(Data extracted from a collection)
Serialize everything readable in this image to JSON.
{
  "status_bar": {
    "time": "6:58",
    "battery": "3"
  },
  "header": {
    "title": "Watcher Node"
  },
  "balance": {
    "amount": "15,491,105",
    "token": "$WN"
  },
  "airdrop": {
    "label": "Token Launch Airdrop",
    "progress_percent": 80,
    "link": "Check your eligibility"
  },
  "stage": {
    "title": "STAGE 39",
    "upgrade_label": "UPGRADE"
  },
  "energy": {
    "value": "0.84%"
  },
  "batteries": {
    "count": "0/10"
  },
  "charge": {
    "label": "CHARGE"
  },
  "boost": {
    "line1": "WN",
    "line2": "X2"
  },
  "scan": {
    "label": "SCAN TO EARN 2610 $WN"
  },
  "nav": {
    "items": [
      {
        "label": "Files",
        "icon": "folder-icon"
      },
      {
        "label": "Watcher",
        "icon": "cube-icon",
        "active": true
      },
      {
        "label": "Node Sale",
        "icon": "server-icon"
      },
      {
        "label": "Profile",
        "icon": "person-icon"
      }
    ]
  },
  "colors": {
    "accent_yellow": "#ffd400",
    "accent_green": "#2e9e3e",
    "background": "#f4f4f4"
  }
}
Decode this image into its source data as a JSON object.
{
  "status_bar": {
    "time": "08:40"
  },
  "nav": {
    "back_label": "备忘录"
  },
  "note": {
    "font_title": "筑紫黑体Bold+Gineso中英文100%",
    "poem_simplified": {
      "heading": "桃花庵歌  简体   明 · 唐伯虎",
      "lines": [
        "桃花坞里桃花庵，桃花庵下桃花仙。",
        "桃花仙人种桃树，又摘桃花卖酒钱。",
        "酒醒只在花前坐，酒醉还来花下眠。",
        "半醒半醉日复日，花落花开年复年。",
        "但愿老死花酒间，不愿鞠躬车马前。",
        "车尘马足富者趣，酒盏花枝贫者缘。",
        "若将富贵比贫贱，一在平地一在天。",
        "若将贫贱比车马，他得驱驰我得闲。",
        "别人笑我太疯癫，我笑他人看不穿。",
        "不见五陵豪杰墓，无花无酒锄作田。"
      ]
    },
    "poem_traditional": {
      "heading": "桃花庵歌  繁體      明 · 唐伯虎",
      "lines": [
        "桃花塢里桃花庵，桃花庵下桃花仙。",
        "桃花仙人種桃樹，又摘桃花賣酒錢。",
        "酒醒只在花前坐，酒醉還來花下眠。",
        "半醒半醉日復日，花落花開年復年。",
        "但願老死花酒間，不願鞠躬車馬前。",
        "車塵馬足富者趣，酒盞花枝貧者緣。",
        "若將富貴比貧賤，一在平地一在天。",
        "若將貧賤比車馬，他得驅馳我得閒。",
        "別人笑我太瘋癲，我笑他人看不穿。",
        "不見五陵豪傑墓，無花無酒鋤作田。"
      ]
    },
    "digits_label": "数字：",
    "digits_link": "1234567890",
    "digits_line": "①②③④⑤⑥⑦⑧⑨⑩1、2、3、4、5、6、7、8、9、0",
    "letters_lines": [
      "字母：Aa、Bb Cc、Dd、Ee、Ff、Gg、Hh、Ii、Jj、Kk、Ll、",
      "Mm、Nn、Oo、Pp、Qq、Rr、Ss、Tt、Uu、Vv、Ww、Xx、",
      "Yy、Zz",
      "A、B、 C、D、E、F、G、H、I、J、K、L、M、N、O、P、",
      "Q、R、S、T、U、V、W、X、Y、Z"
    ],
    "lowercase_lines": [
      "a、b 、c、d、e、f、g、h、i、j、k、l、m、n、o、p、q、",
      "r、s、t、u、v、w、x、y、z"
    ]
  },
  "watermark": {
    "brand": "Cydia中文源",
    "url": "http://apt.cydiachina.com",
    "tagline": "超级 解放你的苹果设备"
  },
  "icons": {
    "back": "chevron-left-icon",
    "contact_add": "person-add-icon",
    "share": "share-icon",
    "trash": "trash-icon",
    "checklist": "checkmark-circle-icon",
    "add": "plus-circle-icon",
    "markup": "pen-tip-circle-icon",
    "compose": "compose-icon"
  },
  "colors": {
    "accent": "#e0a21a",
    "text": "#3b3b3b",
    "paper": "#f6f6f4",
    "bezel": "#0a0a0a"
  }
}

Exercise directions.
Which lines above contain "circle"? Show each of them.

Output of the task.
    "checklist": "checkmark-circle-icon",
    "add": "plus-circle-icon",
    "markup": "pen-tip-circle-icon",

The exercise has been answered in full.